Saved entries:
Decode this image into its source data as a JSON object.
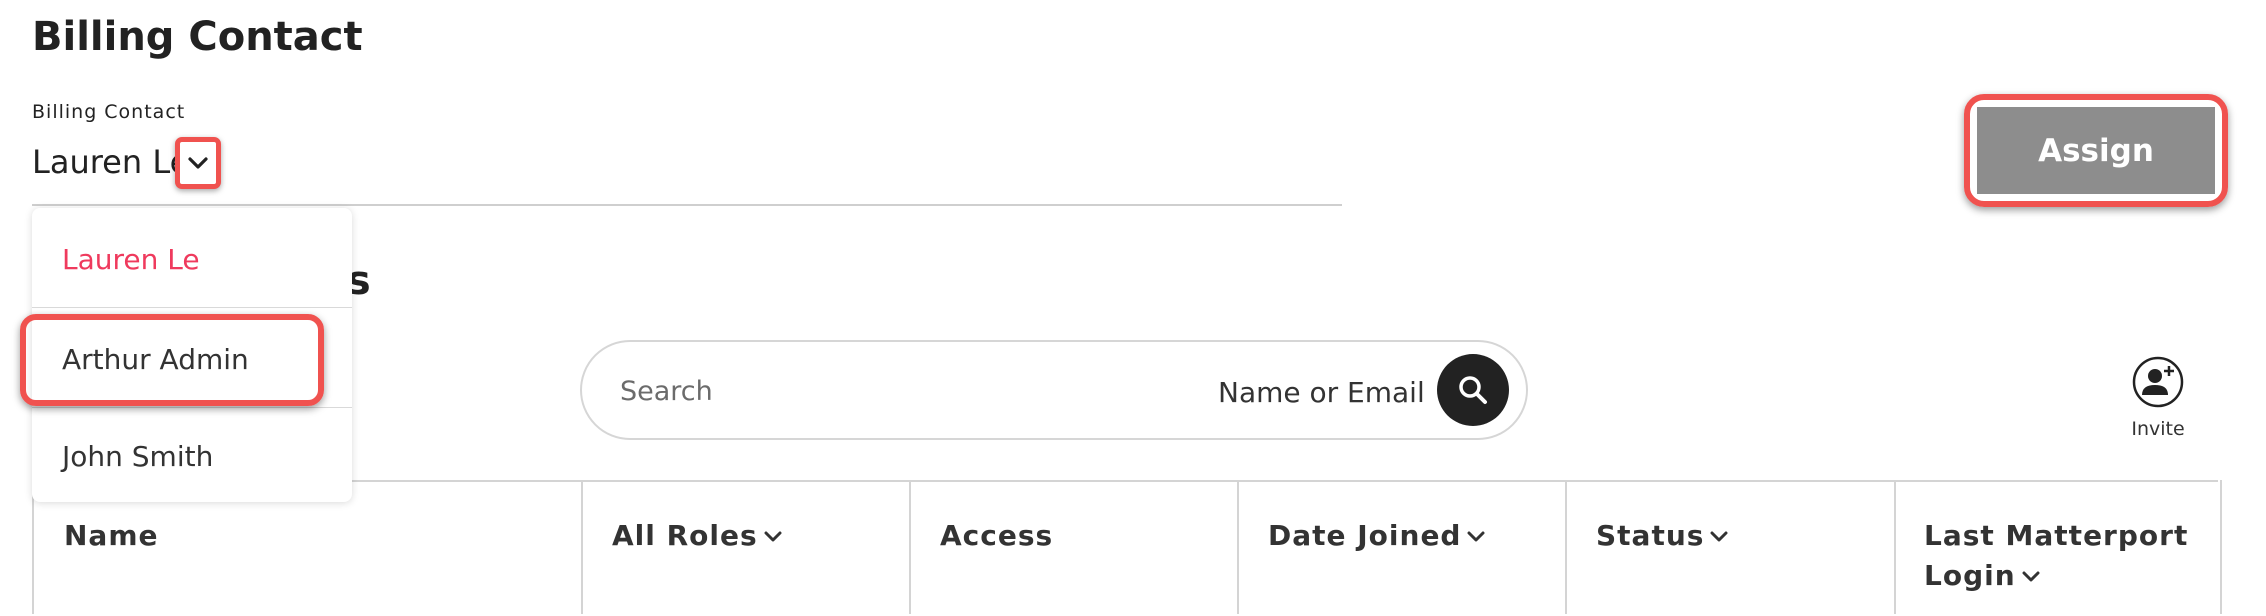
{
  "billing": {
    "title": "Billing Contact",
    "field_label": "Billing Contact",
    "selected": "Lauren Le",
    "assign_label": "Assign",
    "options": [
      "Lauren Le",
      "Arthur Admin",
      "John Smith"
    ]
  },
  "users": {
    "heading_visible": "ers"
  },
  "search": {
    "placeholder": "Search",
    "hint": "Name or Email"
  },
  "invite": {
    "label": "Invite"
  },
  "table": {
    "headers": [
      "Name",
      "All Roles",
      "Access",
      "Date Joined",
      "Status",
      "Last Matterport",
      "Login"
    ]
  },
  "colors": {
    "highlight": "#f0524f",
    "selected_option": "#ef3a5d",
    "assign_bg": "#8d8d8d"
  }
}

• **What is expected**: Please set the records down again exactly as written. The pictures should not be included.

• **Your response**:
Decode this image into its source data as a JSON object.
{
  "billing": {
    "title": "Billing Contact",
    "field_label": "Billing Contact",
    "selected": "Lauren Le",
    "assign_label": "Assign",
    "options": [
      "Lauren Le",
      "Arthur Admin",
      "John Smith"
    ]
  },
  "users": {
    "heading_visible": "ers"
  },
  "search": {
    "placeholder": "Search",
    "hint": "Name or Email"
  },
  "invite": {
    "label": "Invite"
  },
  "table": {
    "headers": [
      "Name",
      "All Roles",
      "Access",
      "Date Joined",
      "Status",
      "Last Matterport",
      "Login"
    ]
  },
  "colors": {
    "highlight": "#f0524f",
    "selected_option": "#ef3a5d",
    "assign_bg": "#8d8d8d"
  }
}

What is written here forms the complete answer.